Copyright The Daily Ardmoreite – Ardmore, Oklahoma

Monday, June 29, 1970

Mrs. China Hunley and her brother, Charles Walters, were awakened at 12:45 this morning at gun point by two men she identified as the Wilkinson brothers, wanted in the slaying of Trooper Howard Crumley.

According to Mrs. Hunley, the two men selected the Walters home because they knew they had a car. They said they had decided to change cars because the one they were driving was “hot” and they needed a driver.

I volunteered to drive the two men in my car just to get them away from my family,” said Mrs. Hunley. “I asked my brother to come along. They were not going to force him to but they did hold a gun to his head afterwards.

I knew that the two men were desperate so I continued to talk to them as we drove around. They said that they were out for a good time and were drinking but wouldn’t hesitate to take a few people with them if they had to.”

Before leaving the house the two men promised Mrs. Edward Walters, the mother of the brother and sister, that they would be allowed to call back in a hour to prove that they were safe. “They released Charles to call our folks,” said Mrs. Hunley, “but they told him that they would kill me if he call the police.”

“I then drove the car to a cattle road southwest of Dickson, where the men began discussing how to reach Mexico. I noticed that one of the men kept saying that his was his last cigarette and soon afterwards shot himself in the head with a pistol.

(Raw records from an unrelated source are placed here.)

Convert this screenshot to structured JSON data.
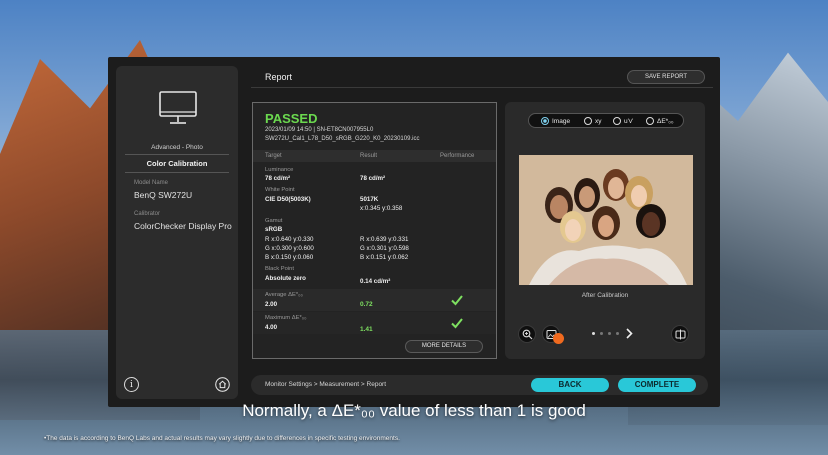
{
  "sidebar": {
    "mode": "Advanced - Photo",
    "title": "Color Calibration",
    "model_label": "Model Name",
    "model_value": "BenQ SW272U",
    "calibrator_label": "Calibrator",
    "calibrator_value": "ColorChecker Display Pro"
  },
  "header": {
    "title": "Report",
    "save_label": "SAVE REPORT"
  },
  "report": {
    "status": "PASSED",
    "datetime": "2023/01/09 14:50 | SN-ET8CN007955L0",
    "file": "SW272U_Cal1_L78_D50_sRGB_G220_K0_20230109.icc",
    "columns": [
      "Target",
      "Result",
      "Performance"
    ],
    "luminance": {
      "label": "Luminance",
      "target": "78 cd/m²",
      "result": "78 cd/m²"
    },
    "white_point": {
      "label": "White Point",
      "target": "CIE D50(5003K)",
      "result_k": "5017K",
      "result_xy": "x:0.345 y:0.358"
    },
    "gamut": {
      "label": "Gamut",
      "name": "sRGB",
      "target_r": "R x:0.640 y:0.330",
      "target_g": "G x:0.300 y:0.600",
      "target_b": "B x:0.150 y:0.060",
      "result_r": "R x:0.639 y:0.331",
      "result_g": "G x:0.301 y:0.598",
      "result_b": "B x:0.151 y:0.062"
    },
    "black_point": {
      "label": "Black Point",
      "target": "Absolute zero",
      "result": "0.14 cd/m²"
    },
    "avg_de": {
      "label": "Average ΔE*₀₀",
      "target": "2.00",
      "result": "0.72"
    },
    "max_de": {
      "label": "Maximum ΔE*₀₀",
      "target": "4.00",
      "result": "1.41"
    },
    "more_label": "MORE DETAILS"
  },
  "image_panel": {
    "options": [
      "Image",
      "xy",
      "u'v'",
      "ΔE*₀₀"
    ],
    "selected": "Image",
    "caption": "After Calibration"
  },
  "footer": {
    "breadcrumb": "Monitor Settings >   Measurement >   Report",
    "back_label": "BACK",
    "complete_label": "COMPLETE"
  },
  "overlay": {
    "caption": "Normally, a ΔE*₀₀ value of less than 1 is good",
    "footnote": "•The data is according to BenQ Labs and actual results may vary slightly due to differences in specific testing environments."
  },
  "colors": {
    "accent": "#29c8d8",
    "passed": "#6bd94f",
    "badge": "#f06a1f"
  }
}
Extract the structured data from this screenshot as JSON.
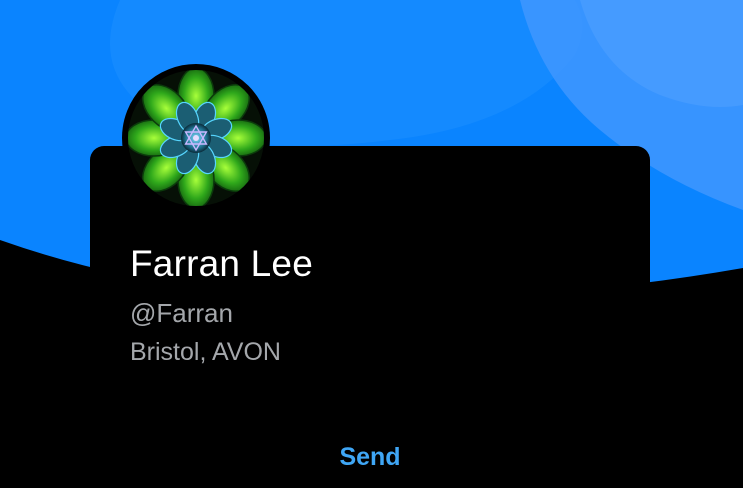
{
  "profile": {
    "name": "Farran Lee",
    "handle": "@Farran",
    "location": "Bristol, AVON",
    "avatar_icon": "mandala-avatar-icon"
  },
  "actions": {
    "send_label": "Send"
  },
  "colors": {
    "banner_blue": "#0a84ff",
    "card_background": "#000000",
    "primary_text": "#ffffff",
    "secondary_text": "#a4a7ab",
    "accent": "#3fa6f5"
  }
}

“The other brother then told me that I would be the next to die if I didn’t get his brother to a hospital before he died.”

“The man kept his gun on me the entire time we were in the hospital so I knew it was useless to try and make a break,” Mrs. Hunley said.

“After we left the one brother at the other hospital we just walked away. It was real strange, no one asked us to identify the wounded man or anything about what had happened,” continued Mrs. Hunley.

“He then told me to drive him to his brother’s house and said that he would be gone two minutes after I left.”

Mrs. Hunley said that at the one time the men mentioned a third party and claimed that they killed the state trooper only because they thought that he was checking for them.

“I guess the only thing that kept them from killing me was that I won their confidence by talking to them and doing exactly what they wanted,” said Mrs. Hunley.